  • Intraocular lens (IOL) implant. These lenses are surgically implanted into the eye, in front of the eye's natural lens. They may be an option for people with moderate to severe myopia. IOL implants are not currently considered a mainstream treatment option.

Some of the possible complications that can occur after refractive surgery include:

  • Undercorrection or overcorrection of your initial problem
  • Visual side effects, such as a halo or starburst appearing around lights
  • Dry eye
  • Infection
  • Corneal scarring
  • Rarely, vision loss

Discuss the potential risks and benefits of these procedures with your eye doctor.

You can't prevent nearsightedness. Some studies suggest you may be able to slow its progression. You can help protect your eyes and your vision by following these tips:
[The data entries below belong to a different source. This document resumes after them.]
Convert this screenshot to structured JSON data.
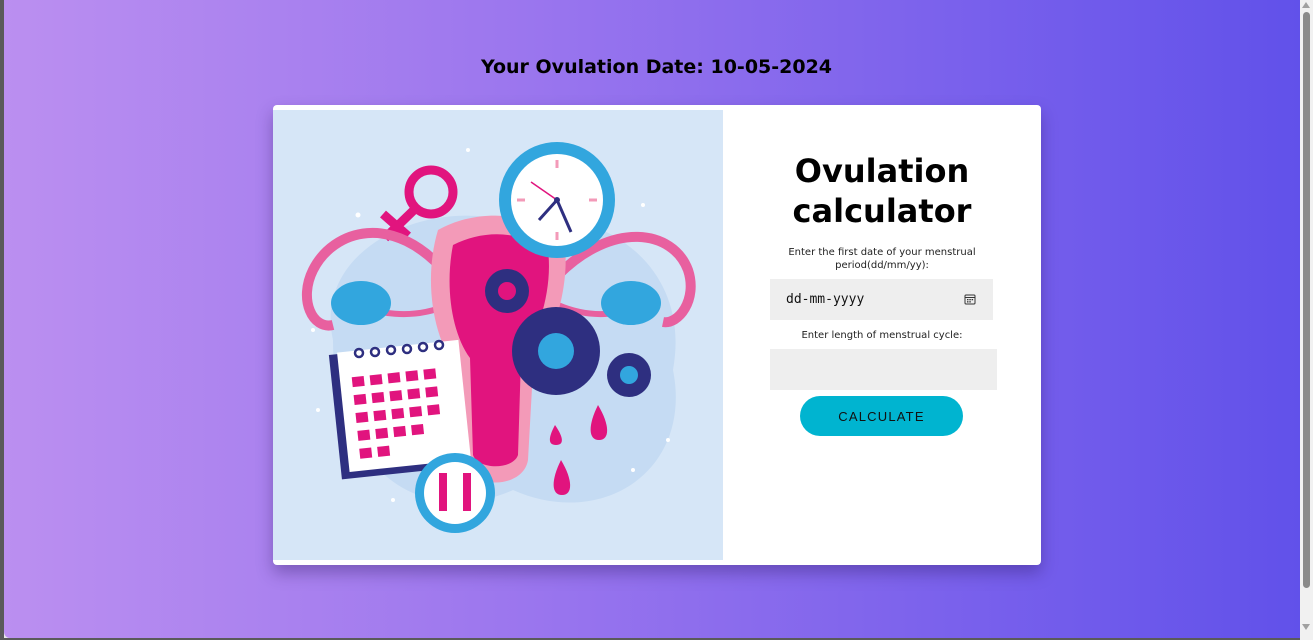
{
  "result": {
    "heading": "Your Ovulation Date: 10-05-2024"
  },
  "illustration": {
    "icon": "uterus-clock-calendar-illustration",
    "colors": {
      "background": "#d6e6f7",
      "pink": "#e6137a",
      "blue": "#32a6de",
      "navy": "#2e2f80"
    }
  },
  "form": {
    "title": "Ovulation calculator",
    "date_label": "Enter the first date of your menstrual period(dd/mm/yy):",
    "date_placeholder": "dd-mm-yyyy",
    "date_icon": "calendar-icon",
    "cycle_label": "Enter length of menstrual cycle:",
    "cycle_value": "",
    "calculate_label": "CALCULATE"
  },
  "colors": {
    "gradient_start": "#bb8ff0",
    "gradient_end": "#6151ea",
    "button": "#00b4d0",
    "field_background": "#eeeeee"
  }
}
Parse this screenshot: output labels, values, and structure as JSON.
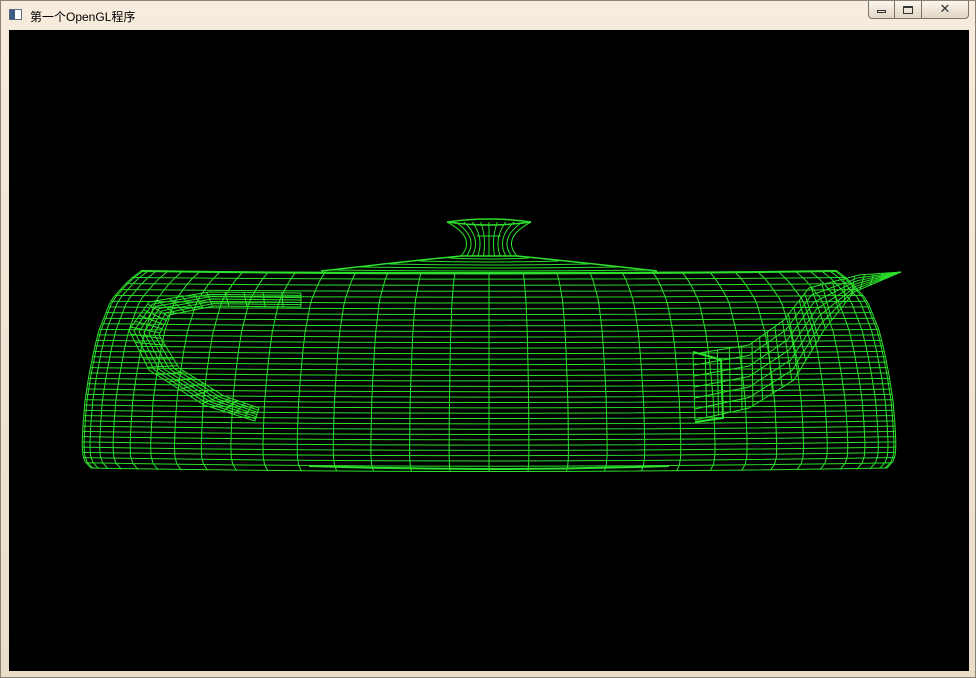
{
  "window": {
    "title": "第一个OpenGL程序",
    "icon": "window-app-icon",
    "buttons": {
      "minimize_icon": "minimize-icon",
      "maximize_icon": "maximize-icon",
      "close_icon": "close-icon"
    }
  },
  "canvas": {
    "background_color": "#000000",
    "wireframe_color": "#2de02d",
    "object": "teapot-wireframe"
  }
}
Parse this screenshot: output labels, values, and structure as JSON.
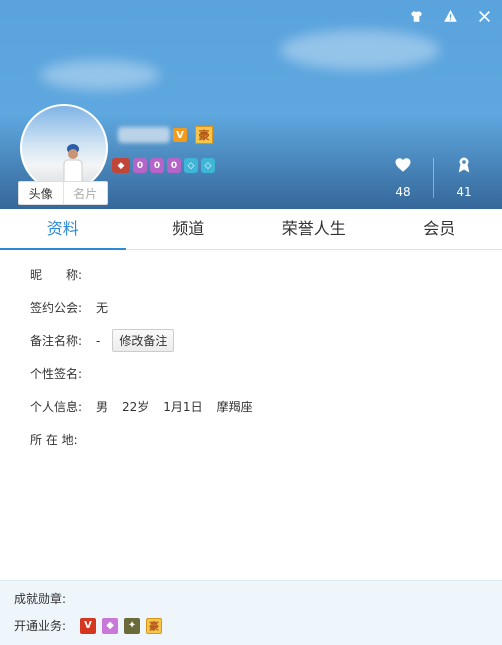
{
  "avatar_tabs": [
    "头像",
    "名片"
  ],
  "badges": {
    "v_label": "V",
    "hao_label": "豪"
  },
  "stats": {
    "likes": "48",
    "honors": "41"
  },
  "tabs": [
    "资料",
    "频道",
    "荣誉人生",
    "会员"
  ],
  "profile": {
    "nickname_label": "昵　　称:",
    "guild_label": "签约公会:",
    "guild_value": "无",
    "remark_label": "备注名称:",
    "remark_value": "-",
    "remark_button": "修改备注",
    "signature_label": "个性签名:",
    "personal_label": "个人信息:",
    "gender": "男",
    "age": "22岁",
    "birthday": "1月1日",
    "zodiac": "摩羯座",
    "location_label": "所 在 地:"
  },
  "footer": {
    "achievements_label": "成就勋章:",
    "services_label": "开通业务:",
    "service_hao": "豪"
  },
  "icons": [
    "shirt-icon",
    "warning-icon",
    "close-icon",
    "heart-icon",
    "award-icon"
  ],
  "colors": {
    "accent": "#2e8ad8",
    "header_top": "#5aa3dd",
    "footer_bg": "#eef5fb"
  }
}
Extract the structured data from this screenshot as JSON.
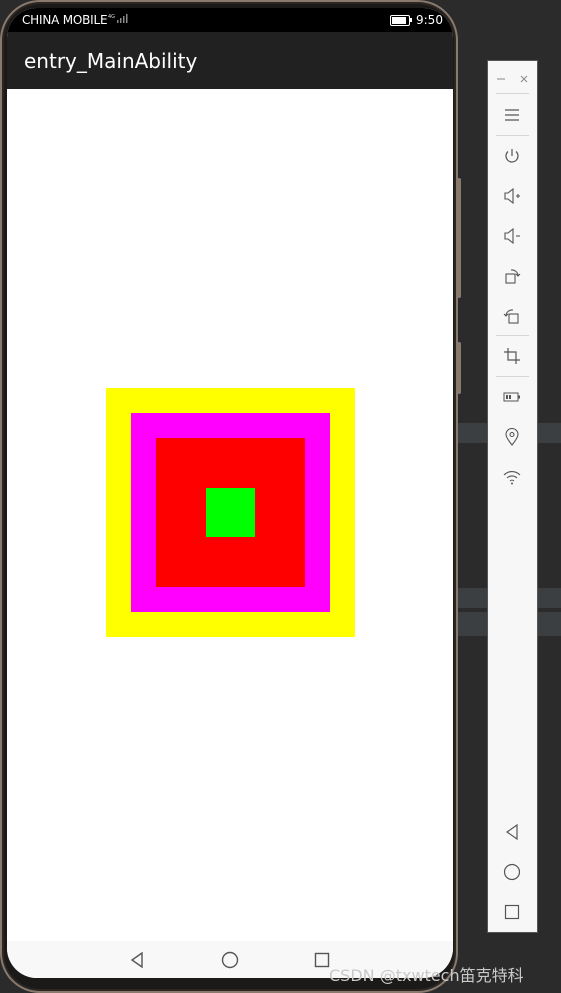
{
  "statusbar": {
    "carrier": "CHINA MOBILE",
    "network": "4G",
    "time": "9:50"
  },
  "appbar": {
    "title": "entry_MainAbility"
  },
  "squares": [
    {
      "name": "yellow",
      "color": "#ffff00"
    },
    {
      "name": "magenta",
      "color": "#ff00ff"
    },
    {
      "name": "red",
      "color": "#ff0000"
    },
    {
      "name": "green",
      "color": "#00ff00"
    }
  ],
  "navbar": {
    "icons": [
      "back-icon",
      "home-icon",
      "recents-icon"
    ]
  },
  "emulator_toolbar": {
    "icons": [
      "minimize-icon",
      "close-icon",
      "menu-icon",
      "power-icon",
      "volume-up-icon",
      "volume-down-icon",
      "rotate-right-icon",
      "rotate-left-icon",
      "crop-icon",
      "battery-icon",
      "location-icon",
      "wifi-icon",
      "back-icon",
      "home-icon",
      "recents-icon"
    ]
  },
  "watermark": "CSDN @txwtech笛克特科"
}
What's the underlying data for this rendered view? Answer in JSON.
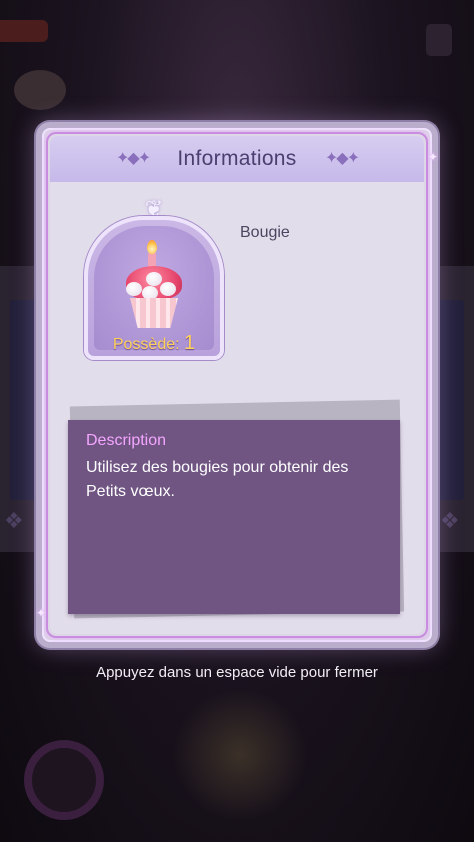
{
  "dialog": {
    "title": "Informations"
  },
  "item": {
    "name": "Bougie",
    "owned_label": "Possède:",
    "owned_count": "1"
  },
  "description": {
    "heading": "Description",
    "text": "Utilisez des bougies pour obtenir des Petits vœux."
  },
  "close_hint": "Appuyez dans un espace vide pour fermer",
  "colors": {
    "dialog_header": "#c6b9ea",
    "description_box": "#705583",
    "description_heading": "#f4a6ff",
    "owned_count": "#ffd35a"
  },
  "icons": {
    "item": "birthday-candle-cupcake-icon",
    "header_ornament": "sparkle-ornament-icon"
  }
}
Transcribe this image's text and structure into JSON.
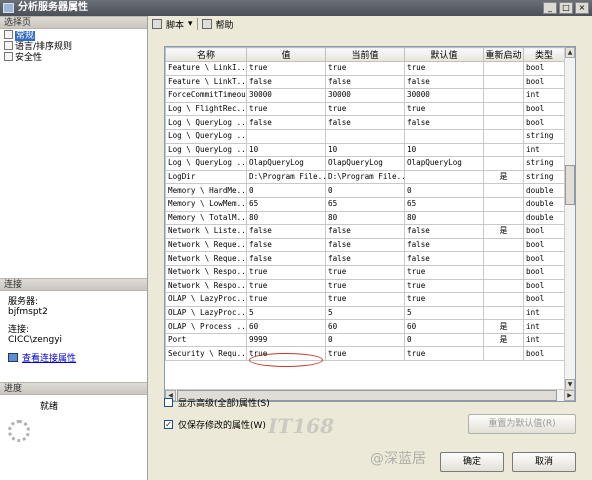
{
  "window": {
    "title": "分析服务器属性",
    "minimize": "_",
    "maximize": "□",
    "close": "×"
  },
  "left": {
    "select_page_header": "选择页",
    "pages": [
      {
        "label": "常规",
        "selected": true
      },
      {
        "label": "语言/排序规则",
        "selected": false
      },
      {
        "label": "安全性",
        "selected": false
      }
    ],
    "connection_header": "连接",
    "server_label": "服务器:",
    "server_value": "bjfmspt2",
    "connection_label": "连接:",
    "connection_value": "CICC\\zengyi",
    "view_connection_link": "查看连接属性",
    "progress_header": "进度",
    "progress_status": "就绪"
  },
  "toolbar": {
    "script_label": "脚本",
    "script_arrow": "▾",
    "help_label": "帮助"
  },
  "grid": {
    "columns": [
      "名称",
      "值",
      "当前值",
      "默认值",
      "重新启动",
      "类型"
    ],
    "rows": [
      [
        "Feature \\ LinkI...",
        "true",
        "true",
        "true",
        "",
        "bool"
      ],
      [
        "Feature \\ LinkT...",
        "false",
        "false",
        "false",
        "",
        "bool"
      ],
      [
        "ForceCommitTimeout",
        "30000",
        "30000",
        "30000",
        "",
        "int"
      ],
      [
        "Log \\ FlightRec...",
        "true",
        "true",
        "true",
        "",
        "bool"
      ],
      [
        "Log \\ QueryLog ...",
        "false",
        "false",
        "false",
        "",
        "bool"
      ],
      [
        "Log \\ QueryLog ...",
        "",
        "",
        "",
        "",
        "string"
      ],
      [
        "Log \\ QueryLog ...",
        "10",
        "10",
        "10",
        "",
        "int"
      ],
      [
        "Log \\ QueryLog ...",
        "OlapQueryLog",
        "OlapQueryLog",
        "OlapQueryLog",
        "",
        "string"
      ],
      [
        "LogDir",
        "D:\\Program File...",
        "D:\\Program File...",
        "",
        "是",
        "string"
      ],
      [
        "Memory \\ HardMe...",
        "0",
        "0",
        "0",
        "",
        "double"
      ],
      [
        "Memory \\ LowMem...",
        "65",
        "65",
        "65",
        "",
        "double"
      ],
      [
        "Memory \\ TotalM...",
        "80",
        "80",
        "80",
        "",
        "double"
      ],
      [
        "Network \\ Liste...",
        "false",
        "false",
        "false",
        "是",
        "bool"
      ],
      [
        "Network \\ Reque...",
        "false",
        "false",
        "false",
        "",
        "bool"
      ],
      [
        "Network \\ Reque...",
        "false",
        "false",
        "false",
        "",
        "bool"
      ],
      [
        "Network \\ Respo...",
        "true",
        "true",
        "true",
        "",
        "bool"
      ],
      [
        "Network \\ Respo...",
        "true",
        "true",
        "true",
        "",
        "bool"
      ],
      [
        "OLAP \\ LazyProc...",
        "true",
        "true",
        "true",
        "",
        "bool"
      ],
      [
        "OLAP \\ LazyProc...",
        "5",
        "5",
        "5",
        "",
        "int"
      ],
      [
        "OLAP \\ Process ...",
        "60",
        "60",
        "60",
        "是",
        "int"
      ],
      [
        "Port",
        "9999",
        "0",
        "0",
        "是",
        "int"
      ],
      [
        "Security \\ Requ...",
        "true",
        "true",
        "true",
        "",
        "bool"
      ]
    ],
    "scroll_up": "▲",
    "scroll_down": "▼",
    "scroll_left": "◀",
    "scroll_right": "▶"
  },
  "options": {
    "show_advanced": {
      "label": "显示高级(全部)属性(S)",
      "checked": false
    },
    "show_modified": {
      "label": "仅保存修改的属性(W)",
      "checked": true,
      "mark": "✓"
    }
  },
  "buttons": {
    "reset_default": "重置为默认值(R)",
    "ok": "确定",
    "cancel": "取消"
  },
  "watermarks": {
    "brand": "IT168",
    "site": "@深蓝居"
  }
}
  • Have your eyes checked. Do this regularly even if you see well.
  • Control chronic health conditions. Certain conditions, such as diabetes and high blood pressure, can affect your vision if you don't receive proper treatment.
  • Protect your eyes from the sun. Wear sunglasses that block ultraviolet (UV) radiation.
  • Prevent eye injuries. Wear protective eyewear when doing certain things, such as playing sports, mowing the lawn, painting or using other products with toxic fumes.
  • Eat healthy foods. Try to eat plenty of fruits, leafy greens and other vegetables. And studies show that your eyes benefit if you also include in your diet fish high in omega-3 fatty acids, such as tuna and salmon.
  • Don't smoke. Just as smoking isn't good for the rest of your body, smoking can adversely affect your eye health as well.
  • Use the right corrective lenses. The right lenses optimize your vision. Having regular exams will ensure that your prescription is correct.
  • Reduce eyestrain. Look away from your computer or near-task work, including reading, every few minutes.
  • Recognize symptoms. You may have a serious medical problem if you have a sudden loss of vision in one eye, experience sudden hazy or blurred vision, or see flashes of light, black spots, or halos around lights. These may indicate certain conditions, such as glaucoma, stroke, or a retinal tear or detachment. See your doctor immediately if you experience any of these symptoms.
Mar. 04, 2015